A veterinarian, one of four people in Australia that were under close observation due to exposure to a horse with Hendra virus infection, has developed signs of infection.  Dr. Alister Rodgers is now in hospital in critical condition. He had close contact with a sick infected horse three weeks ago – Hendra virus was not considered initially, it was thought that the dying horse had been bitten by a venomous snake. Dr. Rogers didn’t wear gloves or a mask when examining the horse because he had left them in his car.

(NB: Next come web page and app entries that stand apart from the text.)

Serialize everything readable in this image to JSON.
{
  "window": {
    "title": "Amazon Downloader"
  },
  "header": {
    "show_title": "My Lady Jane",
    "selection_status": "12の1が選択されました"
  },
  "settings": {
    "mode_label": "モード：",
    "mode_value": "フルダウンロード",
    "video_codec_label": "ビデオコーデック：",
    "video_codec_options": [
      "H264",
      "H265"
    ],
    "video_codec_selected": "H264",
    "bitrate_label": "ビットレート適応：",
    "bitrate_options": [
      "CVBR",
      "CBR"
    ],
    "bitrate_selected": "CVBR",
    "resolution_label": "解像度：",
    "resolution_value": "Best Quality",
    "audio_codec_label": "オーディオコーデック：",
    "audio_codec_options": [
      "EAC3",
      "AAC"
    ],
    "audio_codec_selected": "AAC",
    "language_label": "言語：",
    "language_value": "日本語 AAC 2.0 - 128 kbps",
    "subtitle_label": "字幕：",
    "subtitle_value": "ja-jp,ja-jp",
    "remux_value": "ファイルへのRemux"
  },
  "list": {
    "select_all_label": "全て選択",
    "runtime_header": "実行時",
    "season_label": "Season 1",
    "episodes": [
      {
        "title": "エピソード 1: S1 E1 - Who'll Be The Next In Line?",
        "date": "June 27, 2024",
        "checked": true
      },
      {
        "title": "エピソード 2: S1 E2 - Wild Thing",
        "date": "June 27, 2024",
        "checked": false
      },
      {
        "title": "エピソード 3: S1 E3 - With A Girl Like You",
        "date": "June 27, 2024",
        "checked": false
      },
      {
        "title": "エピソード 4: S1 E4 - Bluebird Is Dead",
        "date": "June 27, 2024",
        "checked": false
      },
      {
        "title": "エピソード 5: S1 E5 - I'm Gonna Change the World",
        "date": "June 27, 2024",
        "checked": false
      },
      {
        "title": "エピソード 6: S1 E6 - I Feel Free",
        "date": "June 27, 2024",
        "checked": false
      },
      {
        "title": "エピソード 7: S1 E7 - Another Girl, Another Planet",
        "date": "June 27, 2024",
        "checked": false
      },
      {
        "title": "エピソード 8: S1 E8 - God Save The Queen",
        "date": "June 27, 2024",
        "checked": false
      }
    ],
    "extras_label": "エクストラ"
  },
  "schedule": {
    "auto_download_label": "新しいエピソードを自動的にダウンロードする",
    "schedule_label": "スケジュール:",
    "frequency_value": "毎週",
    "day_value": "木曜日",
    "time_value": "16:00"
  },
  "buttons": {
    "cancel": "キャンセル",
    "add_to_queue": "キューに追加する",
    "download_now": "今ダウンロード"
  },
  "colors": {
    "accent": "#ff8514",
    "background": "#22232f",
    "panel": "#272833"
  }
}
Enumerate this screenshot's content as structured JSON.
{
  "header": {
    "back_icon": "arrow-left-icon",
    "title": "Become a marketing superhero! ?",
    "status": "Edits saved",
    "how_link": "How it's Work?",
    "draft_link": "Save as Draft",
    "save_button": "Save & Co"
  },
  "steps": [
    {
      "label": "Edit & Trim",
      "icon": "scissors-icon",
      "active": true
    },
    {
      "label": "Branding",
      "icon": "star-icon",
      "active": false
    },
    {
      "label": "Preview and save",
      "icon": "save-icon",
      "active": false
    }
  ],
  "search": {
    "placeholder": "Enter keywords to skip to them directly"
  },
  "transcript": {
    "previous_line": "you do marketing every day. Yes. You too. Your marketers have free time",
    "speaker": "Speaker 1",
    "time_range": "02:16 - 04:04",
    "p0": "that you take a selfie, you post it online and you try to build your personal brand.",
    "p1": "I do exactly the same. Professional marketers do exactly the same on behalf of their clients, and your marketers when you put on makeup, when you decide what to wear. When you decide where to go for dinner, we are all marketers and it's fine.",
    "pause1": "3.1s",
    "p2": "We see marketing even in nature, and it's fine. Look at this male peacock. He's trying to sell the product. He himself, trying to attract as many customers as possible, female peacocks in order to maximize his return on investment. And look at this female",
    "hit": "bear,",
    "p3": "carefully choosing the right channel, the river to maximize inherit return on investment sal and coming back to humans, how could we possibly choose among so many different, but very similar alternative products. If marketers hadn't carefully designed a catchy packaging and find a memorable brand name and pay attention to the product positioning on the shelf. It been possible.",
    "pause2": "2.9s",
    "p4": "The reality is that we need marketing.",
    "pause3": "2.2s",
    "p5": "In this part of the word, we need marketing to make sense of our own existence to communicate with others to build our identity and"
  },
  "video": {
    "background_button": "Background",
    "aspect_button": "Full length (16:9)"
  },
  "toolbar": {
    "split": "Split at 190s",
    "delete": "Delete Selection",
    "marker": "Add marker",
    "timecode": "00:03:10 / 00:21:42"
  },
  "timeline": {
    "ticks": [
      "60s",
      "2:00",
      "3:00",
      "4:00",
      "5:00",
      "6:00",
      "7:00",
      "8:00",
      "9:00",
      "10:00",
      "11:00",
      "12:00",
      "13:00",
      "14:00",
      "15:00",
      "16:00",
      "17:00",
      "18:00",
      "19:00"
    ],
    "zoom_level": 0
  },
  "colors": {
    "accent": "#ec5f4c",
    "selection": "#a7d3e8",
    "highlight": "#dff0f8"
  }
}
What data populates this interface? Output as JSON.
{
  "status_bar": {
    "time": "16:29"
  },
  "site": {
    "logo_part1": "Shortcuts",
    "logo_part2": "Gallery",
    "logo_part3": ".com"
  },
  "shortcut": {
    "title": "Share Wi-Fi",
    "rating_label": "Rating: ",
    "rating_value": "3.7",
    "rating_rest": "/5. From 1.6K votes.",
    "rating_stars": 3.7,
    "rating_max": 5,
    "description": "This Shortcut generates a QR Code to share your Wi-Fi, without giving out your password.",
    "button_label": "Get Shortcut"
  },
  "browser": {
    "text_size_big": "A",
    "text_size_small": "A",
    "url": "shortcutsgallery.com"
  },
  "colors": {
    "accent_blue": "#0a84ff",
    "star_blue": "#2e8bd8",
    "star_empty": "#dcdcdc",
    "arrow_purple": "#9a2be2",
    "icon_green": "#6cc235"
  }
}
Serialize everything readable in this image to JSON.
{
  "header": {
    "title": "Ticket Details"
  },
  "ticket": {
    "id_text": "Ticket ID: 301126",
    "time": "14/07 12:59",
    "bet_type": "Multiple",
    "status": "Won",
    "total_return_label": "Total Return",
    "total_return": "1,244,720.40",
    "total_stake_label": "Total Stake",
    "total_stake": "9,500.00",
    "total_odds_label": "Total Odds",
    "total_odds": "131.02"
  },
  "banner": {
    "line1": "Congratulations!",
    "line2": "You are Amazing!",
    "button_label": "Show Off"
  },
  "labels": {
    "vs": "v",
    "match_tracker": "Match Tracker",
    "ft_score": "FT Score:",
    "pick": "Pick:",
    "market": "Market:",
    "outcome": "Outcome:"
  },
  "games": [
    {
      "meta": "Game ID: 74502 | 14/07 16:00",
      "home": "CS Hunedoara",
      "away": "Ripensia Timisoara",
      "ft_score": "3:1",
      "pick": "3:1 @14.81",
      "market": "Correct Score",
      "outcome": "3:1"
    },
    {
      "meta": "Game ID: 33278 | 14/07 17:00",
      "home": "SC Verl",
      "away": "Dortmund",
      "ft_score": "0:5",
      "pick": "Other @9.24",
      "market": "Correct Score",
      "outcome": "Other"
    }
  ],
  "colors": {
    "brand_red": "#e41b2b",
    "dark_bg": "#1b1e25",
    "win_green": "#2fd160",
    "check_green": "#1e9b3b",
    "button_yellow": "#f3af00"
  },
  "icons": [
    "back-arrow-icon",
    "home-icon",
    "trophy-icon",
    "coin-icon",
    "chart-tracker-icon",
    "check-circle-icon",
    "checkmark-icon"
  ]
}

Dr. Rodgers received experimental treatment for five days to try to prevent or reduce the severity of infection. He had returned home from hospital following the treatment only one day before he became ill. It has now been confirmed that he is infected. Only six people have been previously diagnosed with this rare disease; three have died. There were hopes that all of the exposed individuals would escape unscathed given initial tests showing no sign of infection and the experimental therapy, but it’s clear now that early detection of infection is not easy.

Image: Coloured electron micrograph of Hendra virus (source: www.csiro.au/science/Hendra-Virus.html)

This Worms & Germs blog entry was originally posted on equIDblog on 21-Aug-09.